* **Task objective**
Write out every line below that contains "this".

* **Listed records**
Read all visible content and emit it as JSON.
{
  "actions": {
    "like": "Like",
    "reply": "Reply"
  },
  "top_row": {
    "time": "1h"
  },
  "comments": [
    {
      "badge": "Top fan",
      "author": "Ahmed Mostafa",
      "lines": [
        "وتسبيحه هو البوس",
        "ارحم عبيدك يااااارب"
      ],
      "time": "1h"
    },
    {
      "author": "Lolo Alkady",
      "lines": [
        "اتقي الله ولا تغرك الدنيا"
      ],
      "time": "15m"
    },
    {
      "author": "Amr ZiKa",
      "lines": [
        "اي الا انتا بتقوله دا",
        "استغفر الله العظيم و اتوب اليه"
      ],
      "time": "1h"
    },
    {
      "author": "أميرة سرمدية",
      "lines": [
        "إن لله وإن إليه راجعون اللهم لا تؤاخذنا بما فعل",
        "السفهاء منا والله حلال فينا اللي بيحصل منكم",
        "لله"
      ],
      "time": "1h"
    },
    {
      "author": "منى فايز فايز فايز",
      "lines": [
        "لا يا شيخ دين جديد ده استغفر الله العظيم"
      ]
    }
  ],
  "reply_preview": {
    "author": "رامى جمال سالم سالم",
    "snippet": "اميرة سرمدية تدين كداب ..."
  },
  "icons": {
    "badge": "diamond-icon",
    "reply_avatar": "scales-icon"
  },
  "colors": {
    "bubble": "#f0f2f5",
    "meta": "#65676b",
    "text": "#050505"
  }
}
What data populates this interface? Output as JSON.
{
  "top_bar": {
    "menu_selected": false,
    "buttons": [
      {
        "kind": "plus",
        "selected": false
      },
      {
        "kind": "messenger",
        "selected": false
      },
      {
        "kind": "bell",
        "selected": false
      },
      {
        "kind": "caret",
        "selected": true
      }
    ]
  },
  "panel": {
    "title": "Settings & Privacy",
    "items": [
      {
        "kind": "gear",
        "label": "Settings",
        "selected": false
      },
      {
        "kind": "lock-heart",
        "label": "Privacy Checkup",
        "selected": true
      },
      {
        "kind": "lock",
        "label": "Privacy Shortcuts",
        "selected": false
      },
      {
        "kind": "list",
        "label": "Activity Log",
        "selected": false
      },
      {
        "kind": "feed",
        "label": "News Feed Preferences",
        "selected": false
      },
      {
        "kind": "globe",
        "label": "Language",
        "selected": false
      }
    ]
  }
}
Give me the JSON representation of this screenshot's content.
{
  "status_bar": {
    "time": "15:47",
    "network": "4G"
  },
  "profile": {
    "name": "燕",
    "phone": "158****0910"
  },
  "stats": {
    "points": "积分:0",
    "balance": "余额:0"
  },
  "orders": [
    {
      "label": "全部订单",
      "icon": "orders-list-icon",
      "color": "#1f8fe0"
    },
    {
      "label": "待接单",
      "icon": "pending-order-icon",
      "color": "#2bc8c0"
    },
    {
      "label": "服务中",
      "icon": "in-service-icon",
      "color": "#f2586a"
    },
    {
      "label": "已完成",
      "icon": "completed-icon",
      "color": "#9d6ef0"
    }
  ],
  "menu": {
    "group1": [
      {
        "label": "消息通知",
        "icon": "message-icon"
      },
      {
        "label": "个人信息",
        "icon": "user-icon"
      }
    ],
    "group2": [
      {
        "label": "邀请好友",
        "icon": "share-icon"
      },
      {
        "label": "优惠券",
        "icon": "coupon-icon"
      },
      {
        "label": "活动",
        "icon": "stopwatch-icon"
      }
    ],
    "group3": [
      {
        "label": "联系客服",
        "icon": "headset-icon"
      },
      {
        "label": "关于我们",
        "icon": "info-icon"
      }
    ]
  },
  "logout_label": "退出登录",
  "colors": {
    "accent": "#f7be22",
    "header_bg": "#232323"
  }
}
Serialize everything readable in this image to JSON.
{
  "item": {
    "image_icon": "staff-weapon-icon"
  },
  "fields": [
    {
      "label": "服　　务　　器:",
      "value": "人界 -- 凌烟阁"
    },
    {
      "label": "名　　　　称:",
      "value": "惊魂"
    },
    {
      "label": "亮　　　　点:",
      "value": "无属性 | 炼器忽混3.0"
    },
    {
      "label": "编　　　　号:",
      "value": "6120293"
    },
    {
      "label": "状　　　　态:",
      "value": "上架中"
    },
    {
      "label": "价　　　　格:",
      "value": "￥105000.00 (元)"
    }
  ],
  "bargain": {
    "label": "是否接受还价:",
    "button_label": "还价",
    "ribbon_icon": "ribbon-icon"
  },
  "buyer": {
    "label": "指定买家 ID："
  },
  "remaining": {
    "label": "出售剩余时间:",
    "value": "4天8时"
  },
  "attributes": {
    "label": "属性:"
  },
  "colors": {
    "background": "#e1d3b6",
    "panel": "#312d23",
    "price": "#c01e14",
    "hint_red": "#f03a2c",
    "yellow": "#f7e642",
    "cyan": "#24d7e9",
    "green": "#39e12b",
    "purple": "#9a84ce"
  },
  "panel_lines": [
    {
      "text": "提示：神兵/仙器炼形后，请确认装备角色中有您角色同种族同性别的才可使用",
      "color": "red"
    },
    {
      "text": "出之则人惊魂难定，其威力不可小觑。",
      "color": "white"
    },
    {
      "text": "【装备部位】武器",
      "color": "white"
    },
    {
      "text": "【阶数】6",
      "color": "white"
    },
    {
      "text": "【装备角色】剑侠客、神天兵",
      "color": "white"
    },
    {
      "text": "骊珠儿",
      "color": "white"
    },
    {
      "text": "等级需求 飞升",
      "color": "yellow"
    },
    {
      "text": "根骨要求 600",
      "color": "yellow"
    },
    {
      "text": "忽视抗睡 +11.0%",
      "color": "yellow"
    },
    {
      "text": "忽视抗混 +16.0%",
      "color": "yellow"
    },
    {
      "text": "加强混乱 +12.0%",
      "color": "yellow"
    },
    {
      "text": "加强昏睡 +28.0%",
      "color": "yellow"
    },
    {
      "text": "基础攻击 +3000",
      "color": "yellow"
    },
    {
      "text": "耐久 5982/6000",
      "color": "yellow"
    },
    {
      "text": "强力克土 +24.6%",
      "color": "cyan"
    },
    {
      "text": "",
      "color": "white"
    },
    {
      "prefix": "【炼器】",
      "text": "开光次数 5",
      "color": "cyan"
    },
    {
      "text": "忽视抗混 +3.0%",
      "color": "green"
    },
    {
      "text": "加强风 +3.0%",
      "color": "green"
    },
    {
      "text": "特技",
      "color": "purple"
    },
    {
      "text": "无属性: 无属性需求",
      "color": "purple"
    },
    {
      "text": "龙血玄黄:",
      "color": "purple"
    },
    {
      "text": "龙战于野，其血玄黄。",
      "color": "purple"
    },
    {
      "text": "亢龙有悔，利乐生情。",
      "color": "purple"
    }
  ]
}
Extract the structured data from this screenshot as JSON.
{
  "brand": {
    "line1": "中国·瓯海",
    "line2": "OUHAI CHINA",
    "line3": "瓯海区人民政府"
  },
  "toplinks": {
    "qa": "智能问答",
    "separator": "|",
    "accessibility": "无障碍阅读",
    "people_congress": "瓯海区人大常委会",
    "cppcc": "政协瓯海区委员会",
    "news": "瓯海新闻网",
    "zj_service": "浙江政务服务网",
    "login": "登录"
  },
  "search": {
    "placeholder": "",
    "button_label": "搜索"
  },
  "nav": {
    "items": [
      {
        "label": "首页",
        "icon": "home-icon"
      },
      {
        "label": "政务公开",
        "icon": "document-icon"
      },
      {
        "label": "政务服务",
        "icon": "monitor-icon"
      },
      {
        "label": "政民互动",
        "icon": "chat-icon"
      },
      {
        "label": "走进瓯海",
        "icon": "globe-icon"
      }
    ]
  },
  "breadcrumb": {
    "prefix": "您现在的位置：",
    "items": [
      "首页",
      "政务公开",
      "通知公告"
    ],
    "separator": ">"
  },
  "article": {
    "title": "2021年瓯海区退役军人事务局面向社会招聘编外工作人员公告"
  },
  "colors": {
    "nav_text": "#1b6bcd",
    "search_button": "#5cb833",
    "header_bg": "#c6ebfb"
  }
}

* **Exercise response**
What data populates this interface? Output as JSON.
Give me the JSON representation of this screenshot's content.
Serialize everything readable in this image to JSON.
Extract the structured data from this screenshot as JSON.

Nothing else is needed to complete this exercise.